Leader: I invite you to put both hands on your heart, close your eyes for just a moment, and think about a message of love. Then reach out your hands to your sides and imagine two people on either side of you who you want to offer love to right now. You can reach out with text or call later to let them know you were thinking of them at this moment. In this moment, we just let this gesture plant more seeds of love, straight from the heart.
Every week, we’ll have a time to put what we’ve shared and talked about into action. This week we talked about Jesus breaking bread with the disciples and the seeds of love planted within us that allow us to offer ourselves to the world “straight from the heart.” Because more and more, I think many of us are realizing that this is the truest gift we can offer the world. This season is stripping away so much and that allows us to discern the heart of things in our own lives.
This week, I encourage you to have a Zoom dinner party or cocktail hour or coffee date with friends. Zoom for free allows for a 40 minute call with 100 people at any time so invite some folks to share a meal with you! (Gloria puts https://zoom.us/pricing link in the chat)
If you are Zoomed out - this week, bake a loaf of bread to share with a neighbor. There’s an easy artisan bread recipe if you need one (Gloria link: https://www.itsalwaysautumn.com/homemade-artisan-bread-easiest-bread-recipe-ever.html) - and as you mix the ingredients and let the loaf bake in the oven, be in prayer for the person or family you’ll be giving this to.

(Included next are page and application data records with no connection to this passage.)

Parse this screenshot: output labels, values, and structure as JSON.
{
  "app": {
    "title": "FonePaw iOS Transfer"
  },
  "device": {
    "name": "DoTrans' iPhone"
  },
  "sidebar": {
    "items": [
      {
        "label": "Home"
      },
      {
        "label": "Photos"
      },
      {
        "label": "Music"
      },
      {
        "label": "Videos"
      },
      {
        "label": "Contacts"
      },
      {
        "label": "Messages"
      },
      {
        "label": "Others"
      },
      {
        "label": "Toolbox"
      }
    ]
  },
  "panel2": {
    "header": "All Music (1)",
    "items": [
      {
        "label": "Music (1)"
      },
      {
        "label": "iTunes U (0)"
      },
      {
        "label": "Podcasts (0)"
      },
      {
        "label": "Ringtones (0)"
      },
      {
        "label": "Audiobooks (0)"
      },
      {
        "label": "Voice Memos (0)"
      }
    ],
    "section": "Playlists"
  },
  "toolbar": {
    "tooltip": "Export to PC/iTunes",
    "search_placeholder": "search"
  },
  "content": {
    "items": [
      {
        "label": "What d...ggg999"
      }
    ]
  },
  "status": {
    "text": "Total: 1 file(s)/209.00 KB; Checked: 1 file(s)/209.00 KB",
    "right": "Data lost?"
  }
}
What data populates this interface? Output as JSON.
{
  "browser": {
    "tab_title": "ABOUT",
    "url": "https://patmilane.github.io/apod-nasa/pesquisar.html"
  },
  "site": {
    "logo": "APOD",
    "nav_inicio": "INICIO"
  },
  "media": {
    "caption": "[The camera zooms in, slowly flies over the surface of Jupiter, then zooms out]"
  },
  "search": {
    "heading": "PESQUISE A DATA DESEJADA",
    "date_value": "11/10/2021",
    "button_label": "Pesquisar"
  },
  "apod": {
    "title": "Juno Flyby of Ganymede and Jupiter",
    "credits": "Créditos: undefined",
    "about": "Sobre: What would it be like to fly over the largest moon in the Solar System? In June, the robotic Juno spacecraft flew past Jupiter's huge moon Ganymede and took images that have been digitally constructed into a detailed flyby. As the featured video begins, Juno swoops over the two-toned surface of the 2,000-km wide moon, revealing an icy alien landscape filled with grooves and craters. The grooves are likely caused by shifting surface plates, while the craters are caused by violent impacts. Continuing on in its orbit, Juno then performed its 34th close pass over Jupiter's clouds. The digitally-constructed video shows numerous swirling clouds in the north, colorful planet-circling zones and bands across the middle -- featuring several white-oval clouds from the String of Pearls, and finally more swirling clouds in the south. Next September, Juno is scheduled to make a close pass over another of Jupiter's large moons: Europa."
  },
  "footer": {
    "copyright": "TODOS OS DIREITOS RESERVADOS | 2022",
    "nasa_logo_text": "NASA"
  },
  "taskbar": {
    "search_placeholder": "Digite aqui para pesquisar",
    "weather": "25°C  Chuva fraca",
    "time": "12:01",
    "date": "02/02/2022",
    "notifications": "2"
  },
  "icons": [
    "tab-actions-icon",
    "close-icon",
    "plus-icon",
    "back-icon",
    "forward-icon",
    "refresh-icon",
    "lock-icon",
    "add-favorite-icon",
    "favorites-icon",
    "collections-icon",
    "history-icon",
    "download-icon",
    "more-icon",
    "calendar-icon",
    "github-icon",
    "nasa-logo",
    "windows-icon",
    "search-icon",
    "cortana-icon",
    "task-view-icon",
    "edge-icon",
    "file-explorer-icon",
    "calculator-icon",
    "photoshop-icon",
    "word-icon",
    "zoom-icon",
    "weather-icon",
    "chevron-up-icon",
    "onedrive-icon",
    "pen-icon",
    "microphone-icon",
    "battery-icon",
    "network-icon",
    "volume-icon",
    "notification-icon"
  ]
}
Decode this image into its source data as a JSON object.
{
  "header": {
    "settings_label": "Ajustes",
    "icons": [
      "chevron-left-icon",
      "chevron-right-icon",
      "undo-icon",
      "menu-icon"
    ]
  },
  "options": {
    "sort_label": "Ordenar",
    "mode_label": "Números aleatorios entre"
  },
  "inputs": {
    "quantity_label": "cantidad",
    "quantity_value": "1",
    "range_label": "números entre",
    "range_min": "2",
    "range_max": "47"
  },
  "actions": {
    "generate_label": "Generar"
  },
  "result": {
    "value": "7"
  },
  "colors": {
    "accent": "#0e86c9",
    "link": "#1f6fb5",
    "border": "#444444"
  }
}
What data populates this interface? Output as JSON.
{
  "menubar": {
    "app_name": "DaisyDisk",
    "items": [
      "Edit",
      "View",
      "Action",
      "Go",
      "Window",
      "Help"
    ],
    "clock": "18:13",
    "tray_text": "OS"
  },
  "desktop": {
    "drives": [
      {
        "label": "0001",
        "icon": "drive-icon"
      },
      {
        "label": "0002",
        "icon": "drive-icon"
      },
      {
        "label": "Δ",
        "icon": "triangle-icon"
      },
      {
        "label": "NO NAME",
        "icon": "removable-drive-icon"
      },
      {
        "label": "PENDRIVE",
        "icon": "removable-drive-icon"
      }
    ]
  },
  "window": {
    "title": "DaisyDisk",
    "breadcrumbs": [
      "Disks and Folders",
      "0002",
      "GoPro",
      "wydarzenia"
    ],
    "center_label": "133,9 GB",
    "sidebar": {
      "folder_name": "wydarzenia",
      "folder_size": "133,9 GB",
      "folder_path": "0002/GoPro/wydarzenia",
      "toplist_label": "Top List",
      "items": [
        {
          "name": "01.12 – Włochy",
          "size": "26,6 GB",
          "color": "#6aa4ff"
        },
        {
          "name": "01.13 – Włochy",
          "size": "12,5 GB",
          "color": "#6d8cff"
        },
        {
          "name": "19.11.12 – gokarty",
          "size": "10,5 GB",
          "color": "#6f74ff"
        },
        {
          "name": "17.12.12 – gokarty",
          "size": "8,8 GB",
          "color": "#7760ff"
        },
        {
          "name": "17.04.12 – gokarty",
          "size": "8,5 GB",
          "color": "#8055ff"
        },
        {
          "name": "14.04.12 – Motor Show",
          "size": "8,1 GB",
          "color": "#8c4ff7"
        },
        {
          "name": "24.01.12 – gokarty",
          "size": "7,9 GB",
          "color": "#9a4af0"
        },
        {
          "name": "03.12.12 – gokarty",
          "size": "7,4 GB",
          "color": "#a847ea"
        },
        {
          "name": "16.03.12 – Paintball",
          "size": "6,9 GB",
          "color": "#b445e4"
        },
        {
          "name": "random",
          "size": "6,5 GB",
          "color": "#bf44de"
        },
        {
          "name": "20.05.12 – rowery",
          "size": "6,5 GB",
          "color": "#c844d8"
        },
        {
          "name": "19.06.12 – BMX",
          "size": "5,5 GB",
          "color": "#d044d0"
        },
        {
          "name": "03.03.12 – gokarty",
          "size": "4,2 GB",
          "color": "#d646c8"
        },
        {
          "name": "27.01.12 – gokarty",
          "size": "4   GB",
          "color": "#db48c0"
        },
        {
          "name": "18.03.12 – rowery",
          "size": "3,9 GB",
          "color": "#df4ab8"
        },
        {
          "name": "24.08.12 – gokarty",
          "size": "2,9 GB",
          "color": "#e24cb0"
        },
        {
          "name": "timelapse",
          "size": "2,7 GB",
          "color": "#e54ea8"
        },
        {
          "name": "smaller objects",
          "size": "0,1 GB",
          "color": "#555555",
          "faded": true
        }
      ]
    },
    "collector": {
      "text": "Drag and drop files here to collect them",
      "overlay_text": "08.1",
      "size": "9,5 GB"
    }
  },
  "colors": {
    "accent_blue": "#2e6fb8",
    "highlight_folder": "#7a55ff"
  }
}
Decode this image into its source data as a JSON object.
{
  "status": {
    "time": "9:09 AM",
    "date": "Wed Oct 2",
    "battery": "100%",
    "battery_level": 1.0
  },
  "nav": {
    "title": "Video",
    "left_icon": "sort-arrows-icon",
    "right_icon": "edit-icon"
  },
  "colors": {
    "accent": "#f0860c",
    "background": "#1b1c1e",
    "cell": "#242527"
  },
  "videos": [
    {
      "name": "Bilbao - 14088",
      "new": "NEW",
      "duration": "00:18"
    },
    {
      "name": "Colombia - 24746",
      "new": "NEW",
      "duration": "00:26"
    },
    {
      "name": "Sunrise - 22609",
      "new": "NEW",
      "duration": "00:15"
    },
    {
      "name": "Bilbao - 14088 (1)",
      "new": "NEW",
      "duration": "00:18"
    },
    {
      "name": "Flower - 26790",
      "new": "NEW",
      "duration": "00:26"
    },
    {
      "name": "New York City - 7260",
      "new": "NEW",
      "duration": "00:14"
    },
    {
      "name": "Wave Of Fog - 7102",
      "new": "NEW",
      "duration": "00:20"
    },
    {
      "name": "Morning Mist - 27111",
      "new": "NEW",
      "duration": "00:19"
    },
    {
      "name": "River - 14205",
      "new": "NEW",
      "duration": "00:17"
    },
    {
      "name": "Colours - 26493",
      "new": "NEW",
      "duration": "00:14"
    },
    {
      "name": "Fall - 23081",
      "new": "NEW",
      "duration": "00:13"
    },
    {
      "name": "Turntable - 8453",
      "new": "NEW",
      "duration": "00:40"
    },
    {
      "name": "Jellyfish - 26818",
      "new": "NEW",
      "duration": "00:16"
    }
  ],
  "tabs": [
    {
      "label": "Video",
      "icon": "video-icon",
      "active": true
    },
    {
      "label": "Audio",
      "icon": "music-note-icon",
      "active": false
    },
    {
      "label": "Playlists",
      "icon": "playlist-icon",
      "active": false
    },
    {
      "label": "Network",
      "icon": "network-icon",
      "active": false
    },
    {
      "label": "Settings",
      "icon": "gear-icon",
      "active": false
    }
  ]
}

Pastor Melissa Yosua-Davis has been serving the community of Chebeague and its church since July 2015. She currently lives on the island with her husband and five year old son and 2 year old daughter, along with their yellow lab. Read here recent sermon excerpts, thoughts on life and faith, and current announcements for the church community. She also blogs at Going on to Perfection.